What is being asked: Write out the whole listing again so that each line matches the original.
-- Records supplied follows --
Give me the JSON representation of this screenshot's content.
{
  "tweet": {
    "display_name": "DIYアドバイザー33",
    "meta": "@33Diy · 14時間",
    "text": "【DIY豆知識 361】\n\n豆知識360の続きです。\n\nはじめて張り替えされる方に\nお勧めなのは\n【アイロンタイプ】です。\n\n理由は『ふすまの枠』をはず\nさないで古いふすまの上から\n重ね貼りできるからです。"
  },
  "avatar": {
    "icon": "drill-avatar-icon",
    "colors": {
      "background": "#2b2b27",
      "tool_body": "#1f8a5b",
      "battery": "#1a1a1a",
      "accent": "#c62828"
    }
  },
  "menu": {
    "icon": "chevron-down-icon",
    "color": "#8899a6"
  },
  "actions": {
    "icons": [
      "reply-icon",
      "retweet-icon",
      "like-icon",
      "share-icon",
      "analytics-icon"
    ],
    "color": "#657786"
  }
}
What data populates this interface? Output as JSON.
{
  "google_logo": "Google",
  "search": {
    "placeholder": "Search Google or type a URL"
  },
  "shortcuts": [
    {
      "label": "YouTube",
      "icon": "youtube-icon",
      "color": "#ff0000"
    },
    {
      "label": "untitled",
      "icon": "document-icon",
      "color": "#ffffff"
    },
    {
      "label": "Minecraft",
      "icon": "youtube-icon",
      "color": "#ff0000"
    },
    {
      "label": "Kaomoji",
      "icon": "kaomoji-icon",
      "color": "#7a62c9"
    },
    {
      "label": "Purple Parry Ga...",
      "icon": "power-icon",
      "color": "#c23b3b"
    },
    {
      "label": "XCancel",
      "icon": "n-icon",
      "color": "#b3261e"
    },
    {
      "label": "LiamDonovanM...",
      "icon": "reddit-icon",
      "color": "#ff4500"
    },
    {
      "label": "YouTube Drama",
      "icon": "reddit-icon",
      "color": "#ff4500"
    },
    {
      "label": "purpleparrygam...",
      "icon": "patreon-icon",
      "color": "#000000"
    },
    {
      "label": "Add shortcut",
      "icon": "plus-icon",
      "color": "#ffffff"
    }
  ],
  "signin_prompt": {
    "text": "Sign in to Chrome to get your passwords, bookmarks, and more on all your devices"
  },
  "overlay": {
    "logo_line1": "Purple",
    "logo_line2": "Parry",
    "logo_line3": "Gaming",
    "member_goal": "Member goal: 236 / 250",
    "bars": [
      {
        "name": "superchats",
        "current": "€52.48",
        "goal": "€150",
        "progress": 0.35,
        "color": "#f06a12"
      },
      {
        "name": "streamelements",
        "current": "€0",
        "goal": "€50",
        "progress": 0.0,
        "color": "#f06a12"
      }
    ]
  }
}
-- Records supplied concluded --
Output for this exercise:
Give me the JSON representation of this screenshot's content.
{
  "tweet": {
    "display_name": "DIYアドバイザー33",
    "meta": "@33Diy · 14時間",
    "text": "【DIY豆知識 361】\n\n豆知識360の続きです。\n\nはじめて張り替えされる方に\nお勧めなのは\n【アイロンタイプ】です。\n\n理由は『ふすまの枠』をはず\nさないで古いふすまの上から\n重ね貼りできるからです。"
  },
  "avatar": {
    "icon": "drill-avatar-icon",
    "colors": {
      "background": "#2b2b27",
      "tool_body": "#1f8a5b",
      "battery": "#1a1a1a",
      "accent": "#c62828"
    }
  },
  "menu": {
    "icon": "chevron-down-icon",
    "color": "#8899a6"
  },
  "actions": {
    "icons": [
      "reply-icon",
      "retweet-icon",
      "like-icon",
      "share-icon",
      "analytics-icon"
    ],
    "color": "#657786"
  }
}
What data populates this interface? Output as JSON.
{
  "google_logo": "Google",
  "search": {
    "placeholder": "Search Google or type a URL"
  },
  "shortcuts": [
    {
      "label": "YouTube",
      "icon": "youtube-icon",
      "color": "#ff0000"
    },
    {
      "label": "untitled",
      "icon": "document-icon",
      "color": "#ffffff"
    },
    {
      "label": "Minecraft",
      "icon": "youtube-icon",
      "color": "#ff0000"
    },
    {
      "label": "Kaomoji",
      "icon": "kaomoji-icon",
      "color": "#7a62c9"
    },
    {
      "label": "Purple Parry Ga...",
      "icon": "power-icon",
      "color": "#c23b3b"
    },
    {
      "label": "XCancel",
      "icon": "n-icon",
      "color": "#b3261e"
    },
    {
      "label": "LiamDonovanM...",
      "icon": "reddit-icon",
      "color": "#ff4500"
    },
    {
      "label": "YouTube Drama",
      "icon": "reddit-icon",
      "color": "#ff4500"
    },
    {
      "label": "purpleparrygam...",
      "icon": "patreon-icon",
      "color": "#000000"
    },
    {
      "label": "Add shortcut",
      "icon": "plus-icon",
      "color": "#ffffff"
    }
  ],
  "signin_prompt": {
    "text": "Sign in to Chrome to get your passwords, bookmarks, and more on all your devices"
  },
  "overlay": {
    "logo_line1": "Purple",
    "logo_line2": "Parry",
    "logo_line3": "Gaming",
    "member_goal": "Member goal: 236 / 250",
    "bars": [
      {
        "name": "superchats",
        "current": "€52.48",
        "goal": "€150",
        "progress": 0.35,
        "color": "#f06a12"
      },
      {
        "name": "streamelements",
        "current": "€0",
        "goal": "€50",
        "progress": 0.0,
        "color": "#f06a12"
      }
    ]
  }
}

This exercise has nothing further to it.